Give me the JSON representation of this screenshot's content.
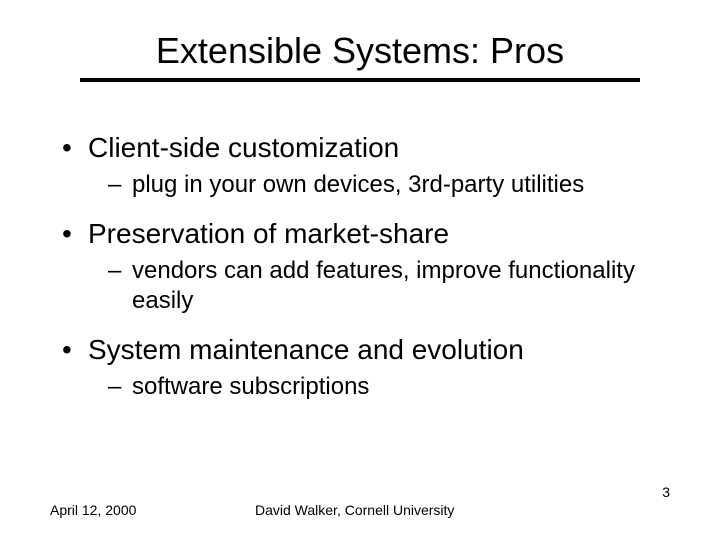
{
  "title": "Extensible Systems: Pros",
  "bullets": [
    {
      "level": 1,
      "text": "Client-side customization"
    },
    {
      "level": 2,
      "text": "plug in your own devices, 3rd-party utilities"
    },
    {
      "level": 1,
      "text": "Preservation of market-share"
    },
    {
      "level": 2,
      "text": "vendors can add features, improve functionality easily"
    },
    {
      "level": 1,
      "text": "System maintenance and evolution"
    },
    {
      "level": 2,
      "text": "software subscriptions"
    }
  ],
  "footer": {
    "date": "April 12, 2000",
    "author": "David Walker, Cornell University",
    "page": "3"
  }
}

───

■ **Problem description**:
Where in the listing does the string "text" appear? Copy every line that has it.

■ **Problem solution**:
      "text": "Client-side customization"
      "text": "plug in your own devices, 3rd-party utilities"
      "text": "Preservation of market-share"
      "text": "vendors can add features, improve functionality easily"
      "text": "System maintenance and evolution"
      "text": "software subscriptions"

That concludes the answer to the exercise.